#### INSTRUCTIONS FOR THE TASK
Within the entries below, find every line that has the string "value", then copy it.

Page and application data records
[Start of Attachment]

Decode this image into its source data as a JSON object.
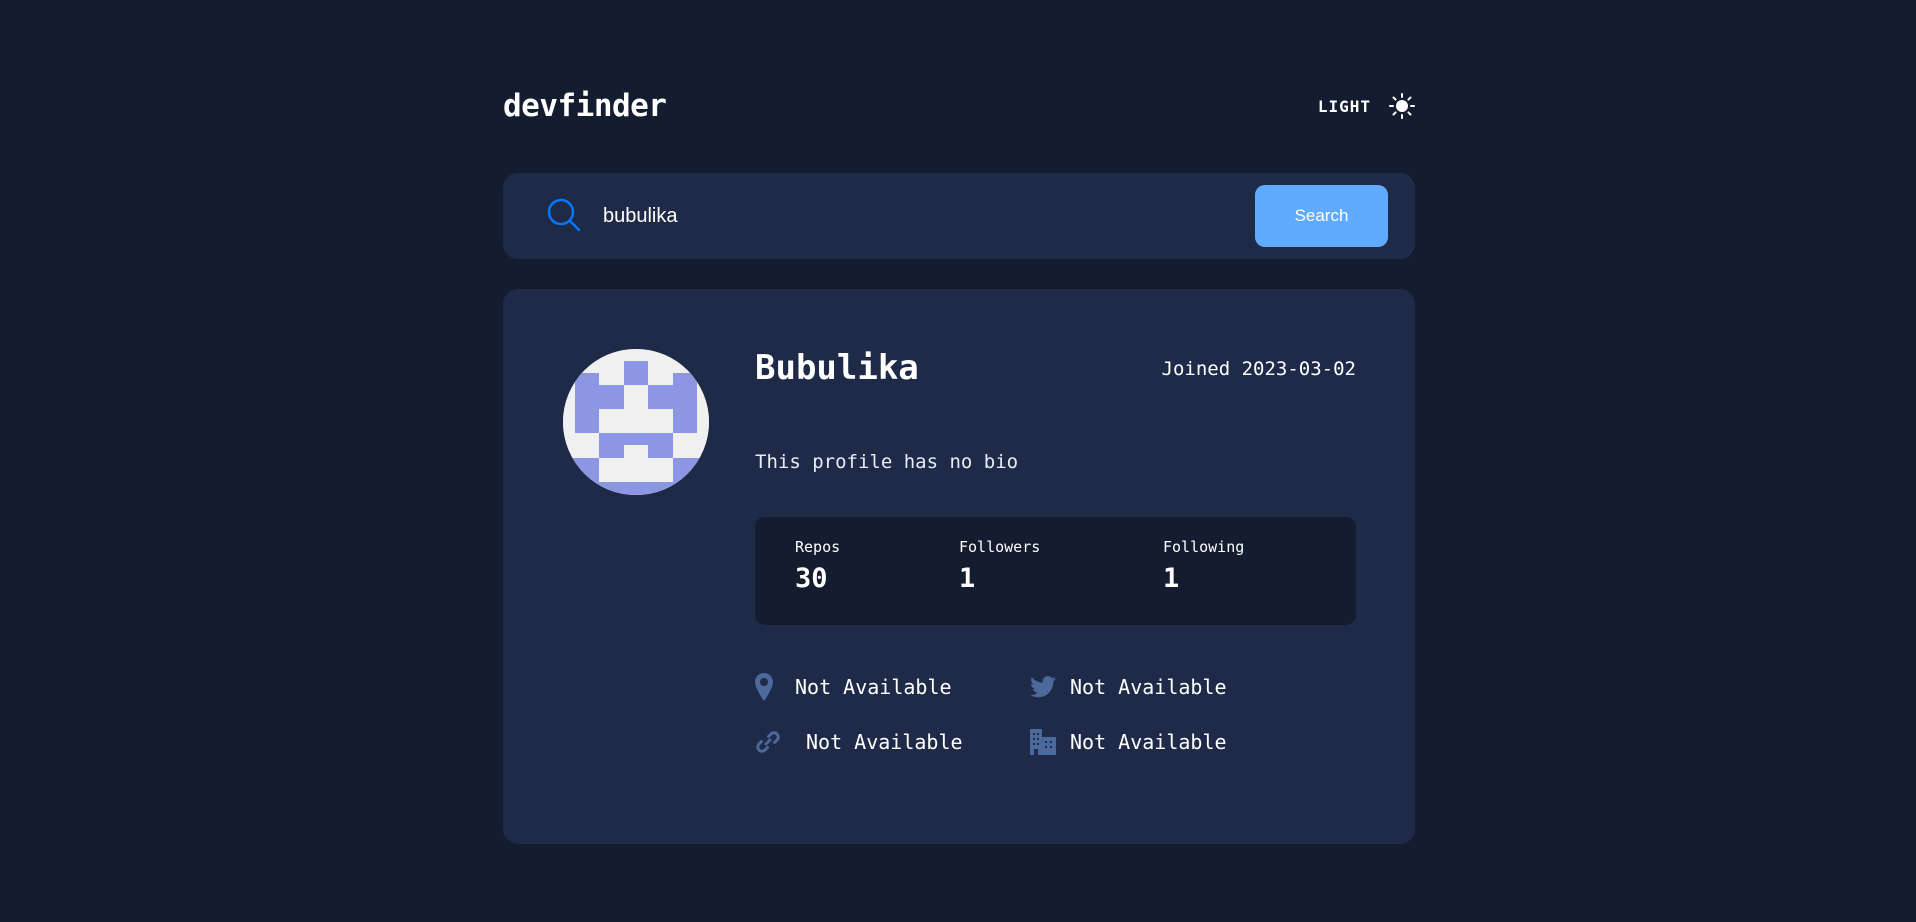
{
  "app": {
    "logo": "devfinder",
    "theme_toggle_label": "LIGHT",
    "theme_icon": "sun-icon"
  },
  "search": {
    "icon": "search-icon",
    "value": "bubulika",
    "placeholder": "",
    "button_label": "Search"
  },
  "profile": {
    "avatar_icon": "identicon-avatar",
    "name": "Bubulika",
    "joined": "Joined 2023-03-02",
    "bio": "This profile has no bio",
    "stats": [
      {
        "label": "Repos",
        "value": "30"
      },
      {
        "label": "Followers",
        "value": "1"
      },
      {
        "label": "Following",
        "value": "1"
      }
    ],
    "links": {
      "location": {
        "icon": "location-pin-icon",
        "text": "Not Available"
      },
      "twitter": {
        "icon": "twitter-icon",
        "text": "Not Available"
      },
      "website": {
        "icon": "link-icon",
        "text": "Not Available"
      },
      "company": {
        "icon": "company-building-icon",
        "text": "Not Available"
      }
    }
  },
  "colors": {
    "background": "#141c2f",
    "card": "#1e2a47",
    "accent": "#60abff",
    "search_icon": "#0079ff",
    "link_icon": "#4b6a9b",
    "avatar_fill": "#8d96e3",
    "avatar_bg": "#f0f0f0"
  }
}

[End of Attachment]

#### OUTPUT FOR THIS TASK
    "value": "bubulika",
        "value": "30"
        "value": "1"
        "value": "1"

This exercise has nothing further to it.